Living with Wildfire in Arizona: A Homeowner Survey of Risk Perceptions, Mitigation Actions, and Educational Preferences
AuthorDolan, Corrine Mae
Committee ChairHalvorson, William
MetadataShow full item record
PublisherThe University of Arizona.
RightsCopyright © is held by the author. Digital access to this material is made possible by the University Libraries, University of Arizona. Further transmission, reproduction or presentation (such as public display or performance) of protected items is prohibited except with permission of the author.
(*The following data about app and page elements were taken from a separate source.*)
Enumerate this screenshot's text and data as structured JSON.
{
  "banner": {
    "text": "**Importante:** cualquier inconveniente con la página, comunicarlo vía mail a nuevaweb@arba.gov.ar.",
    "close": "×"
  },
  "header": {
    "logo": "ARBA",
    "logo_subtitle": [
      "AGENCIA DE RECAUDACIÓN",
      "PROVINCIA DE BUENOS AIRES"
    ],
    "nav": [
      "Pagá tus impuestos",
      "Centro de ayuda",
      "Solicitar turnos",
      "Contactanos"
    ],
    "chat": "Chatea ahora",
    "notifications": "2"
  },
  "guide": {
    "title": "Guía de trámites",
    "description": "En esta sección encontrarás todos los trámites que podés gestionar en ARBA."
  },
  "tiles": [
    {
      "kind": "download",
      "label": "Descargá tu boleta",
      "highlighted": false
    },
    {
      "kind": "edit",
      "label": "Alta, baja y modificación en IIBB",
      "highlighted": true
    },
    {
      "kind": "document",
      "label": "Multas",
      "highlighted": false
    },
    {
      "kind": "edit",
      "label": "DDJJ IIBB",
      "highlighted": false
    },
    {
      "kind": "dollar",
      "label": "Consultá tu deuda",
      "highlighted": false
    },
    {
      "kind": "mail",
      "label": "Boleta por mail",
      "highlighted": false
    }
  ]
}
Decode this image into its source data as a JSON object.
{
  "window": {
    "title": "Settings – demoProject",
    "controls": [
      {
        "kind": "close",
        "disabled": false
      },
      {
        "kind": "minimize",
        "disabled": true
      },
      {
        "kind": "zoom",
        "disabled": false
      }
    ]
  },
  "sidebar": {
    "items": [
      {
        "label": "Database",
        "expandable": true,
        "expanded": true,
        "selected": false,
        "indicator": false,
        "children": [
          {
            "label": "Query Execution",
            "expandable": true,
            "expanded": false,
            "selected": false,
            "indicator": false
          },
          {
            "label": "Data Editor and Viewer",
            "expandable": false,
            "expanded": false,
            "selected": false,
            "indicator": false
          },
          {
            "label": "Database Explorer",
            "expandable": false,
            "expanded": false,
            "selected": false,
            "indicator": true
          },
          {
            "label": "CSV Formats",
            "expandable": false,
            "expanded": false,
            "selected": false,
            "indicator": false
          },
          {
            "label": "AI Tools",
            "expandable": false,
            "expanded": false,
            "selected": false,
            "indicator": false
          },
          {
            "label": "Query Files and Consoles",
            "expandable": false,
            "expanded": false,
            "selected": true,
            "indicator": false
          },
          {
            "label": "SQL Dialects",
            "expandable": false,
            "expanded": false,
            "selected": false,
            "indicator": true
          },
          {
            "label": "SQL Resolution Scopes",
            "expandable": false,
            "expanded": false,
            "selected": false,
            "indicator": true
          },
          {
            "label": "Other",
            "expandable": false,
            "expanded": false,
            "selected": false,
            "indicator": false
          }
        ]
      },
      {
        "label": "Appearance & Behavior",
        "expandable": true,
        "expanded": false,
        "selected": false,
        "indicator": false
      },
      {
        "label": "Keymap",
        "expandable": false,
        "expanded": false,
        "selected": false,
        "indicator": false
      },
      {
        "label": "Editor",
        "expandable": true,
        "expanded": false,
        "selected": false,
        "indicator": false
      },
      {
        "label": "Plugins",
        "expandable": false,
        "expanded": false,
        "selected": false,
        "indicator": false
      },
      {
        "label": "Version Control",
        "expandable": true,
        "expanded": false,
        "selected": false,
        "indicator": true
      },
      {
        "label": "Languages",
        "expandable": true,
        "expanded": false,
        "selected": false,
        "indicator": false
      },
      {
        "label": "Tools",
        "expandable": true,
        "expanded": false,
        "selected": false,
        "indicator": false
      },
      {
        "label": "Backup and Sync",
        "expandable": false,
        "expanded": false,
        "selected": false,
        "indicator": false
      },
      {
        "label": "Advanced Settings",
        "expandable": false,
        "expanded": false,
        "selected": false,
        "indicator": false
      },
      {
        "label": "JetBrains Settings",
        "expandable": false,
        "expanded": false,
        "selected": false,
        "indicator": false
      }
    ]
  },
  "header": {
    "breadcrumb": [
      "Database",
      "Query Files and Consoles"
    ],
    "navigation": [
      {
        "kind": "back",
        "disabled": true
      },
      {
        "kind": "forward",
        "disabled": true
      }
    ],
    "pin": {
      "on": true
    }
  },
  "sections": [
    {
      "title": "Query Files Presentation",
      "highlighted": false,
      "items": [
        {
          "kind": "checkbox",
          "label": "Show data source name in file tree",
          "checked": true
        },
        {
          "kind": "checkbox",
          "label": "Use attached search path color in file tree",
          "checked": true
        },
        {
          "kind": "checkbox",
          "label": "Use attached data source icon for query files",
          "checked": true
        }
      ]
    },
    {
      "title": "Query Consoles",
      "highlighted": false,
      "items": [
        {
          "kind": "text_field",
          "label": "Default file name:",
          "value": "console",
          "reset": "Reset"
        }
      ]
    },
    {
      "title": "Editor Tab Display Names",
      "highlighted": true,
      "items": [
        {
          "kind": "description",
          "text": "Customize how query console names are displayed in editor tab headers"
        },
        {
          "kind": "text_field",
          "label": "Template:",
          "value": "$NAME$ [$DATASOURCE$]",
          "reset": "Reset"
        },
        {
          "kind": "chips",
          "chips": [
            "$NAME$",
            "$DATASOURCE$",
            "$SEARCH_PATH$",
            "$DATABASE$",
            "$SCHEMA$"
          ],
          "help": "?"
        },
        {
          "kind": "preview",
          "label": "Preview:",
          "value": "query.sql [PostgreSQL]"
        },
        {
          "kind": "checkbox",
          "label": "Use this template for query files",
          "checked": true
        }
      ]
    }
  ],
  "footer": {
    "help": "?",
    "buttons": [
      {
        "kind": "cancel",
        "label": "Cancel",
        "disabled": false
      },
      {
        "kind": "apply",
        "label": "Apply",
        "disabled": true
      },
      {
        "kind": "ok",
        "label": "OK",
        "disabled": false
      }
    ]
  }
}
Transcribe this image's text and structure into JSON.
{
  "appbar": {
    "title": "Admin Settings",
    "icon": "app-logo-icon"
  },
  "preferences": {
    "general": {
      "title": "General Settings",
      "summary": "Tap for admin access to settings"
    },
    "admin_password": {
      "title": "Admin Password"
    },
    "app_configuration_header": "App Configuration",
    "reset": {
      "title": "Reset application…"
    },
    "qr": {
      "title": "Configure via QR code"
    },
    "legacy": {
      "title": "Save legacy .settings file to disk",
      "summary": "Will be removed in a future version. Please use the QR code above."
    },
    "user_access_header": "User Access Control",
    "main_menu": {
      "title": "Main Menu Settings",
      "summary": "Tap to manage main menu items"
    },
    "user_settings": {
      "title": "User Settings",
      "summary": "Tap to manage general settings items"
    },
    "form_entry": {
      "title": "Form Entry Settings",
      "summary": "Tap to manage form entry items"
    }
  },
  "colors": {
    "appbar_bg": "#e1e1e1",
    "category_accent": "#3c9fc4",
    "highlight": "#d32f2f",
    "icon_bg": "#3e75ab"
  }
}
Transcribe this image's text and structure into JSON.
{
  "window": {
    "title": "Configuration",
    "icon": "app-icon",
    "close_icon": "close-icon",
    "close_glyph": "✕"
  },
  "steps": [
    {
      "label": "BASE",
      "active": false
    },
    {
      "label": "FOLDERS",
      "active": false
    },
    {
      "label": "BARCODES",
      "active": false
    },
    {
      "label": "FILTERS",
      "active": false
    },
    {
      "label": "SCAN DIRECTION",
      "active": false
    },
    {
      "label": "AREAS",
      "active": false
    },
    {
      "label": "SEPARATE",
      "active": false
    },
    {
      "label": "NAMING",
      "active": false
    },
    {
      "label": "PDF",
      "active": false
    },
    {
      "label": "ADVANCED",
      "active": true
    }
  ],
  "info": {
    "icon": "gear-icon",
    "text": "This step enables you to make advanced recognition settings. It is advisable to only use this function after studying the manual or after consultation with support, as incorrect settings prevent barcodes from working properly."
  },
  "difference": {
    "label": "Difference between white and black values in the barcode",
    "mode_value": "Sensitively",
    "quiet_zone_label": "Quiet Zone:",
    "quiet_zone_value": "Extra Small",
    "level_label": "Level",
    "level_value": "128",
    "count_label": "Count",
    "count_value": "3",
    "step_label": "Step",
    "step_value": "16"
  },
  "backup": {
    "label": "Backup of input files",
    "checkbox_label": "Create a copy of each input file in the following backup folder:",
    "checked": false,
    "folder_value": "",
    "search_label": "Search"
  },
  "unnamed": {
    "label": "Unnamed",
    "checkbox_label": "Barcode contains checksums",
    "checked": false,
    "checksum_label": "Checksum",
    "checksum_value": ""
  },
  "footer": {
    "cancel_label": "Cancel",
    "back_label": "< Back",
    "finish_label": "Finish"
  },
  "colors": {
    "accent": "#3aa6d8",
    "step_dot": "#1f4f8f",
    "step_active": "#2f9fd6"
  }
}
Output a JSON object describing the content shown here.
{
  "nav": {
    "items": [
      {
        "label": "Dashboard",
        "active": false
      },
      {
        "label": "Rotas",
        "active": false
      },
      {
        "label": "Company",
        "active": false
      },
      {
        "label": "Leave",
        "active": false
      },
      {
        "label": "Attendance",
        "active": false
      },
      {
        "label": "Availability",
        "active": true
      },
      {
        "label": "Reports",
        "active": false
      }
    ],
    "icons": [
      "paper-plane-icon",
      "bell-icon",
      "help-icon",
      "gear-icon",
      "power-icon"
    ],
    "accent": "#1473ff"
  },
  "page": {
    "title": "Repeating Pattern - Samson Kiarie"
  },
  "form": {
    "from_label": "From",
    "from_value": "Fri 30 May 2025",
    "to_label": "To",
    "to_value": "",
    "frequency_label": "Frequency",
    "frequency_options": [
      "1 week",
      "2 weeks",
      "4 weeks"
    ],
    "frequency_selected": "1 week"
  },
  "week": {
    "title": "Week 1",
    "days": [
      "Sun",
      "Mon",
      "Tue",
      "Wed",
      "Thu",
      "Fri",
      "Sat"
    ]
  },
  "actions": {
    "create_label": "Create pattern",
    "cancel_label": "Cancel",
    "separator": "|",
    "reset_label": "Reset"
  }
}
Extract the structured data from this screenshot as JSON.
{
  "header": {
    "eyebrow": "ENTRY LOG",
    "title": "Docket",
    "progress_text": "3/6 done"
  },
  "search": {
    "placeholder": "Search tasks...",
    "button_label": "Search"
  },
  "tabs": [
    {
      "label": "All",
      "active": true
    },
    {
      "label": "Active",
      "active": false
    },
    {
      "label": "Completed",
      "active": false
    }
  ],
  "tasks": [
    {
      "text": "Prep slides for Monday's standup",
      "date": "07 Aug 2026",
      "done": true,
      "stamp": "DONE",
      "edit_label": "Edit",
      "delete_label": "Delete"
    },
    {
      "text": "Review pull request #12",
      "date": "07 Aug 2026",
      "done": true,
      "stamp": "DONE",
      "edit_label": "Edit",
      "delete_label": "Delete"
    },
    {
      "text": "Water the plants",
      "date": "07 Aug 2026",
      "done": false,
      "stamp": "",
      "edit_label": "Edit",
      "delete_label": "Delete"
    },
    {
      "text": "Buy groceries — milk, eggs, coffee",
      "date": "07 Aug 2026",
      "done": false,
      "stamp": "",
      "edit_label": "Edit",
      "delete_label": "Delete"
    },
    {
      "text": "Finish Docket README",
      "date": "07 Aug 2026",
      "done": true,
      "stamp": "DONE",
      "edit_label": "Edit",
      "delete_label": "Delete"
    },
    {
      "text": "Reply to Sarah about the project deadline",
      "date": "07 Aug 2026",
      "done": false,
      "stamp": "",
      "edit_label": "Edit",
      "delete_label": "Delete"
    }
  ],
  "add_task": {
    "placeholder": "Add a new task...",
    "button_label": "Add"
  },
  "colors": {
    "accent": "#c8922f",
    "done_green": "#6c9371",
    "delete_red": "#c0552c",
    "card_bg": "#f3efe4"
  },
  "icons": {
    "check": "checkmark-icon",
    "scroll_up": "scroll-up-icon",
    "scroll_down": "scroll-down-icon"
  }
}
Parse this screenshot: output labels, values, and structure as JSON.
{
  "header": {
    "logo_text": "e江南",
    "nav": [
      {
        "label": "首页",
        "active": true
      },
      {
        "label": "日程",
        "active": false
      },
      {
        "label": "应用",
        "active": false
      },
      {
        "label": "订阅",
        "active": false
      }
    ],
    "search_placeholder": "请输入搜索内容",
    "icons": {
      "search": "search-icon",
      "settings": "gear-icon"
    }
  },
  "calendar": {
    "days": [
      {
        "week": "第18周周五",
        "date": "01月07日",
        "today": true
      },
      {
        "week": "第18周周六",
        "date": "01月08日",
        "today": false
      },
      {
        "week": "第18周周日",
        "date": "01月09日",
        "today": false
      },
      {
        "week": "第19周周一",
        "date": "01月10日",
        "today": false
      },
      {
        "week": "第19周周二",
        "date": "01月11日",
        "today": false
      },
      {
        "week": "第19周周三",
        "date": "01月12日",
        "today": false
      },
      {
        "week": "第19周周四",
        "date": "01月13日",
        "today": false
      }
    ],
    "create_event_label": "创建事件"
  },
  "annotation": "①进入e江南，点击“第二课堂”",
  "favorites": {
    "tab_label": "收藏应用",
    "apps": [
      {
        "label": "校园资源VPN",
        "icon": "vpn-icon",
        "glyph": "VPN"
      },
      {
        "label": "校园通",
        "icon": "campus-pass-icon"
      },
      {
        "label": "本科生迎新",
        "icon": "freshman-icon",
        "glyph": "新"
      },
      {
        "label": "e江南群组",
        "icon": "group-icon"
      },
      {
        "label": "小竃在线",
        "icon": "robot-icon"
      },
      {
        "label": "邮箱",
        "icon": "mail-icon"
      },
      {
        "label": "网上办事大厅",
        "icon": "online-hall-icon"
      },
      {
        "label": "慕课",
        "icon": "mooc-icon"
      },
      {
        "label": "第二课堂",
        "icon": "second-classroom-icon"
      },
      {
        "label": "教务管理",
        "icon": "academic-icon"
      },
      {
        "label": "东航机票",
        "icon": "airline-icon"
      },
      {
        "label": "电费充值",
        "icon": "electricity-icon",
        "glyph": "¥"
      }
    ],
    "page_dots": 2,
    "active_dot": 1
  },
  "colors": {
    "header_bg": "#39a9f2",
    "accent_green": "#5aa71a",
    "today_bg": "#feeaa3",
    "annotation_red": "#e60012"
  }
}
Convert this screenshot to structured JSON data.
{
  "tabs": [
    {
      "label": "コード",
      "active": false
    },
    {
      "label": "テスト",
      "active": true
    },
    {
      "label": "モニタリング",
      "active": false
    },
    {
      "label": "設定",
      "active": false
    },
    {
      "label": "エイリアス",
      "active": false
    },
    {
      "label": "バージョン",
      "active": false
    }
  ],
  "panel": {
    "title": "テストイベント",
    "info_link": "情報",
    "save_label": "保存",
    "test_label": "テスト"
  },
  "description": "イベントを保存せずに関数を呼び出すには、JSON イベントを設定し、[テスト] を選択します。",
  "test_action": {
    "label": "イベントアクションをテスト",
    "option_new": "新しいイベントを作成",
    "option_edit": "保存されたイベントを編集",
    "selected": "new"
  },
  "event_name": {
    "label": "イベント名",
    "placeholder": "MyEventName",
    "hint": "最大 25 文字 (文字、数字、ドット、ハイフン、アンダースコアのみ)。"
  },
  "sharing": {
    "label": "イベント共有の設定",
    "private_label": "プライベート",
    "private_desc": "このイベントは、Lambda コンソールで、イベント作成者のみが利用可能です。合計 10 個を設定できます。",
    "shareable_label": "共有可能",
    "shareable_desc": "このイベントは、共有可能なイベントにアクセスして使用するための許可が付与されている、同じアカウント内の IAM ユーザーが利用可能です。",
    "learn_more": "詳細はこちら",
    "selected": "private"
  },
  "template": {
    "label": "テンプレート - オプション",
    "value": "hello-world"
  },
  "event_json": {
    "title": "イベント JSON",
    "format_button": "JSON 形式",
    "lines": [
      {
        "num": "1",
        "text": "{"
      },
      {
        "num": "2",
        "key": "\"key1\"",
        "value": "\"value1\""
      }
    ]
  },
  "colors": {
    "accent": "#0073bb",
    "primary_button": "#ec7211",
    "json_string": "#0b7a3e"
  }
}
AbstractThe wildland fire risk in Arizona is increasing due to shifting land uses, growing residential communities, and changing climate. As the fire hazard increases, land managers and fire educators are faced with educating wildland-urban interface residents about their risk to influence homeowner behavior. To determine how homeowners perceive their risk and what information they use to make decisions about risk and mitigation, this study surveyed residents in previously identified high risk areas in Arizona in three different vegetation types. Results show that ponderosa pine residents are more savvy about their risk and more active in mitigating that risk. Grassland and desert scrub residents consistently report a lower perceived risk to wildland fire than their forest counterparts and perform less mitigation. Results suggest that grassland and desert scrub communities may benefit from the production and dissemination of fire-related materials detailing risk specific to these areas.
Degree ProgramNatural Resources